* [Web page and app entries]:
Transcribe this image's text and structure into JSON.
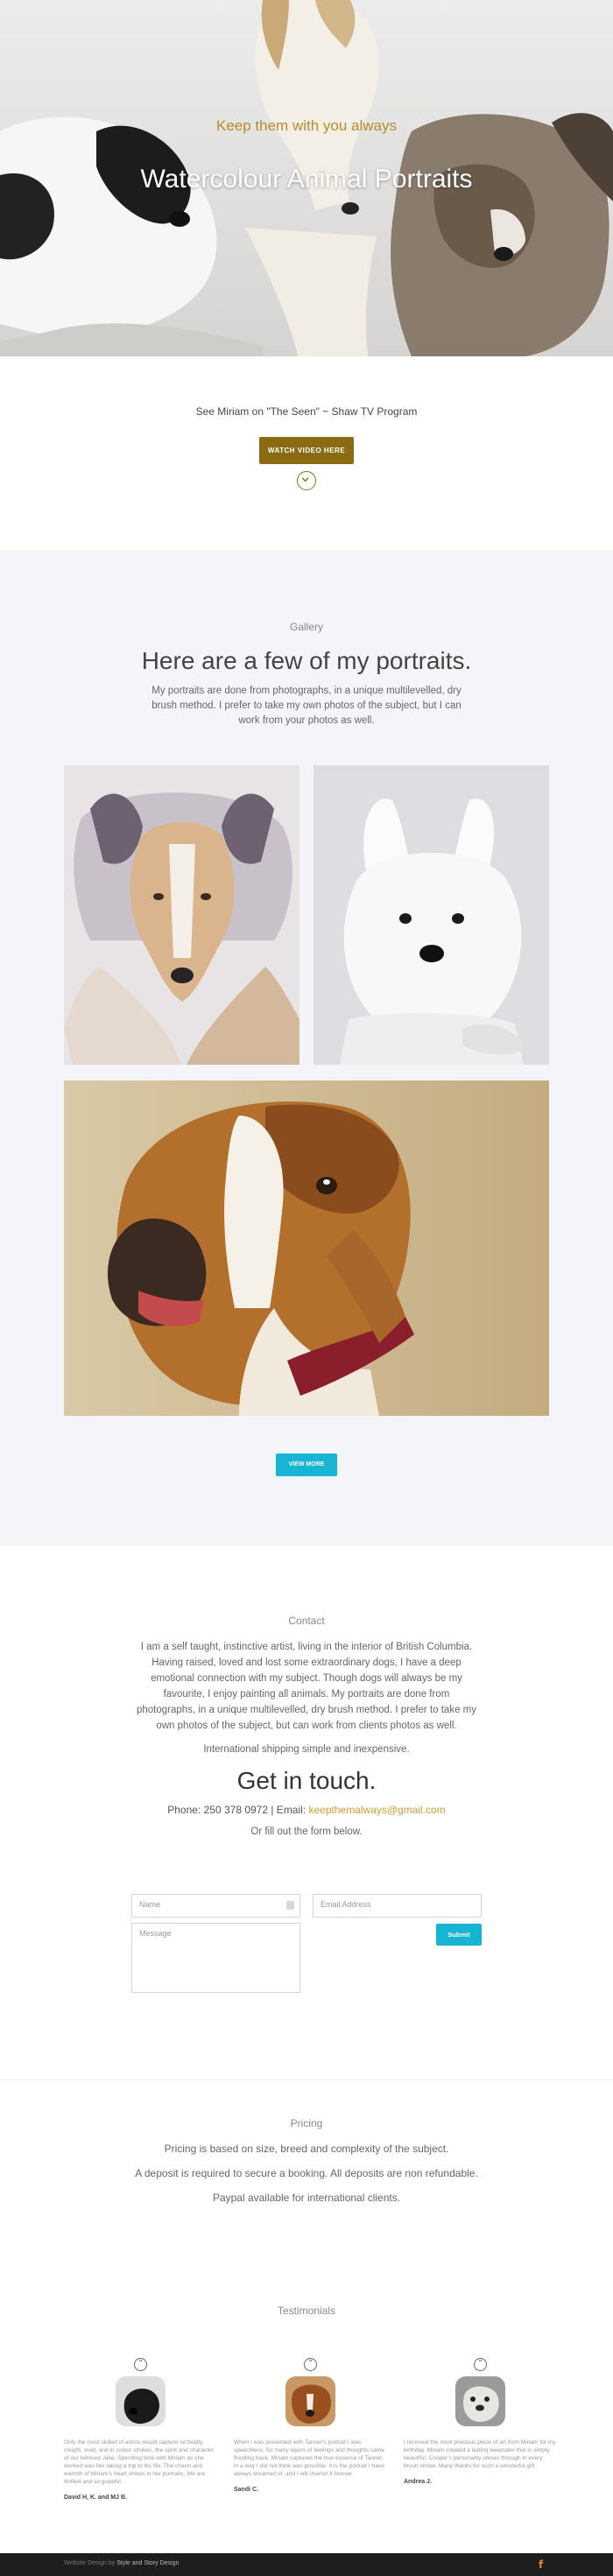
{
  "hero": {
    "kicker": "Keep them with you always",
    "title": "Watercolour Animal Portraits"
  },
  "video": {
    "line": "See Miriam on \"The Seen\" ~ Shaw TV Program",
    "button": "WATCH VIDEO HERE",
    "scroll_icon": "chevron-down-circle-icon"
  },
  "gallery": {
    "label": "Gallery",
    "heading": "Here are a few of my portraits.",
    "description": "My portraits are done from photographs, in a unique multilevelled, dry brush method. I prefer to take my own photos of the subject, but I can work from your photos as well.",
    "view_more": "VIEW MORE"
  },
  "contact": {
    "label": "Contact",
    "about": "I am a self taught, instinctive artist, living in the interior of British Columbia. Having raised, loved and lost some extraordinary dogs, I have a deep emotional connection with my subject. Though dogs will always be my favourite, I enjoy painting all animals. My portraits are done from photographs, in a unique multilevelled, dry brush method. I prefer to take my own photos of the subject, but can work from clients photos as well.",
    "shipping": "International shipping simple and inexpensive.",
    "heading": "Get in touch.",
    "phone_text": "Phone: 250 378 0972  |  Email: ",
    "email": "keepthemalways@gmail.com",
    "or_fill": "Or fill out the form below.",
    "form": {
      "name_placeholder": "Name",
      "email_placeholder": "Email Address",
      "message_placeholder": "Message",
      "submit": "Submit"
    }
  },
  "pricing": {
    "label": "Pricing",
    "line1": "Pricing is based on size, breed and complexity of the subject.",
    "line2": "A deposit is required to secure a booking.  All deposits are non refundable.",
    "line3": "Paypal available for international clients."
  },
  "testimonials": {
    "label": "Testimonials",
    "items": [
      {
        "text": "Only the most skilled of artists would capture so boldly, insight, vivid, and in colour strokes, the spirit and character of our beloved Jake. Spending time with Miriam as she worked was like taking a trip to his life. The charm and warmth of Miriam's heart shows in her portraits. We are thrilled and so grateful.",
        "author": "David H, K. and MJ B."
      },
      {
        "text": "When I was presented with Tanner's portrait I was speechless. So many layers of feelings and thoughts came flooding back. Miriam captured the true essence of Tanner in a way I did not think was possible. It is the portrait I have always dreamed of, and I will cherish it forever.",
        "author": "Sandi C."
      },
      {
        "text": "I received the most precious piece of art from Miriam for my birthday. Miriam created a lasting keepsake that is simply beautiful. Cooper's personality shines through in every brush stroke. Many thanks for such a wonderful gift.",
        "author": "Andrea J."
      }
    ]
  },
  "footer": {
    "credit_prefix": "Website Design by ",
    "credit_name": "Style and Story Design",
    "social_icon": "facebook-icon",
    "social_glyph": "f"
  },
  "colors": {
    "gold": "#8b6b12",
    "kicker": "#b88c2e",
    "teal": "#17b4d3",
    "email_link": "#d39b3a",
    "footer_bg": "#1e1e1e",
    "section_bg": "#f4f5f8"
  }
}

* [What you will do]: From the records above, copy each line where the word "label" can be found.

* [Result of the task]:
    "label": "Gallery",
    "label": "Contact",
    "label": "Pricing",
    "label": "Testimonials",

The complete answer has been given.